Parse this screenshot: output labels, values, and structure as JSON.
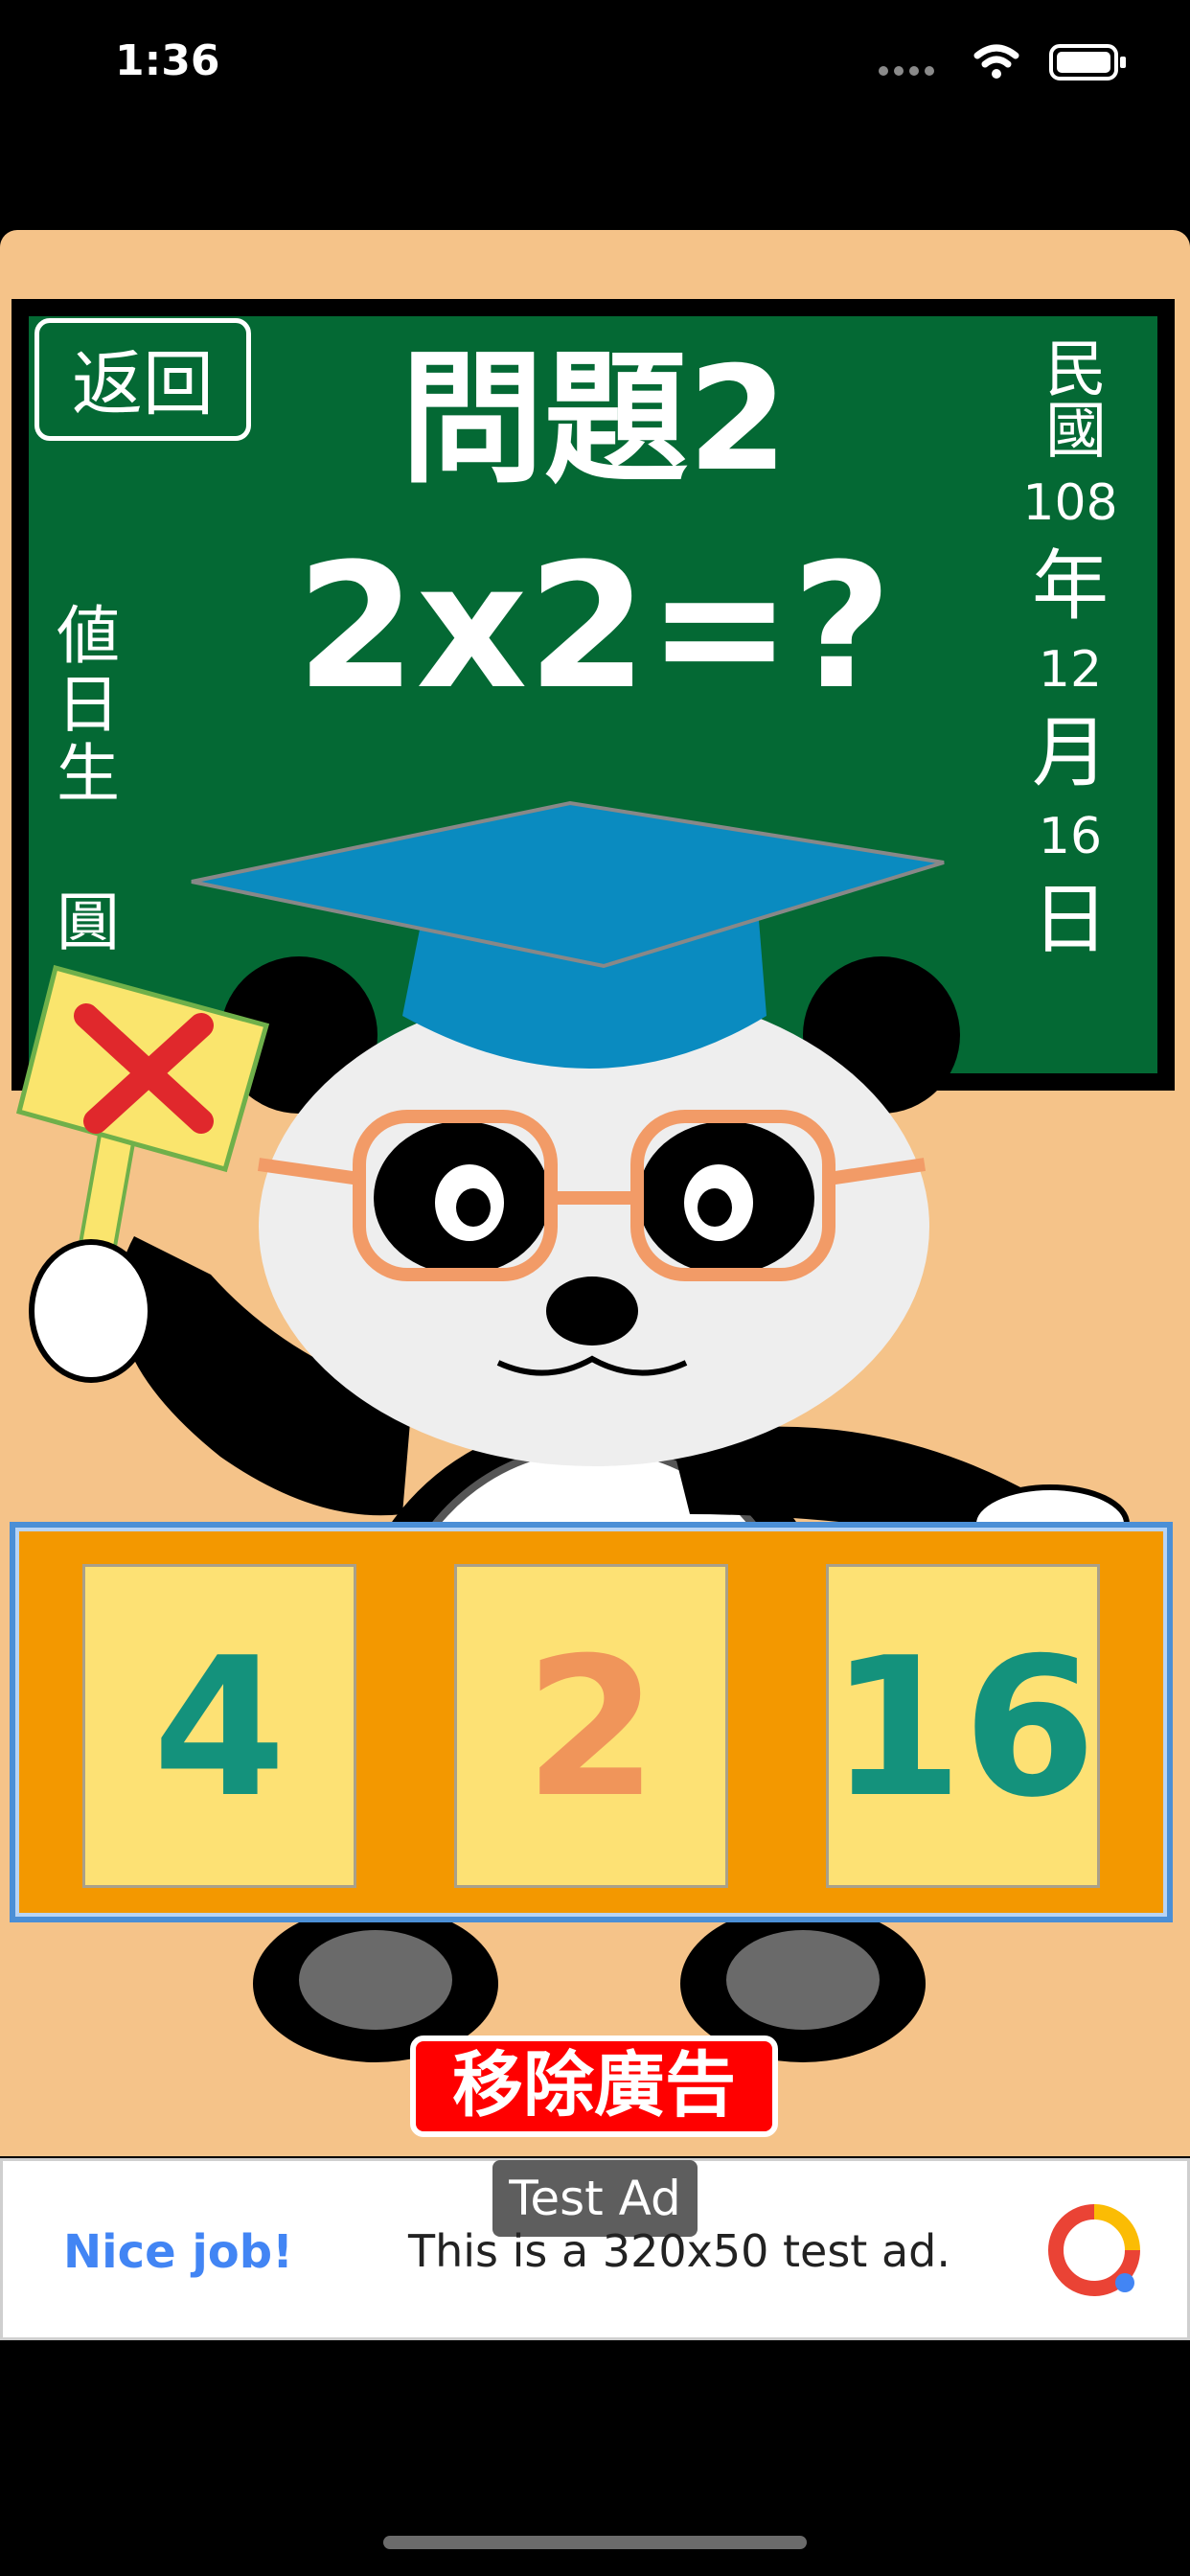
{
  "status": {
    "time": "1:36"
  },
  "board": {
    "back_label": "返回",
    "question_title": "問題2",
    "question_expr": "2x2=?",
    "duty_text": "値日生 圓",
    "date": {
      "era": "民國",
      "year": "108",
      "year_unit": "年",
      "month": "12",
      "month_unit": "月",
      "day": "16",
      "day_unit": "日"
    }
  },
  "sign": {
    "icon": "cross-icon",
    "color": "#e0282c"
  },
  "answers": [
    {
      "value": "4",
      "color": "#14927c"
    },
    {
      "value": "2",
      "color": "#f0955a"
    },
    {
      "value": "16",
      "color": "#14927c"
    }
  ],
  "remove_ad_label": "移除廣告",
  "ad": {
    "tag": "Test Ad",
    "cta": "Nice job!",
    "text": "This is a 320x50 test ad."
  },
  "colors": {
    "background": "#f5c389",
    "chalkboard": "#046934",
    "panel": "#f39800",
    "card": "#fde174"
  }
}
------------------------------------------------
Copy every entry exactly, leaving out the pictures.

Parse this screenshot: output labels, values, and structure as JSON.
{
  "status": {
    "time": "1:36"
  },
  "board": {
    "back_label": "返回",
    "question_title": "問題2",
    "question_expr": "2x2=?",
    "duty_text": "値日生 圓",
    "date": {
      "era": "民國",
      "year": "108",
      "year_unit": "年",
      "month": "12",
      "month_unit": "月",
      "day": "16",
      "day_unit": "日"
    }
  },
  "sign": {
    "icon": "cross-icon",
    "color": "#e0282c"
  },
  "answers": [
    {
      "value": "4",
      "color": "#14927c"
    },
    {
      "value": "2",
      "color": "#f0955a"
    },
    {
      "value": "16",
      "color": "#14927c"
    }
  ],
  "remove_ad_label": "移除廣告",
  "ad": {
    "tag": "Test Ad",
    "cta": "Nice job!",
    "text": "This is a 320x50 test ad."
  },
  "colors": {
    "background": "#f5c389",
    "chalkboard": "#046934",
    "panel": "#f39800",
    "card": "#fde174"
  }
}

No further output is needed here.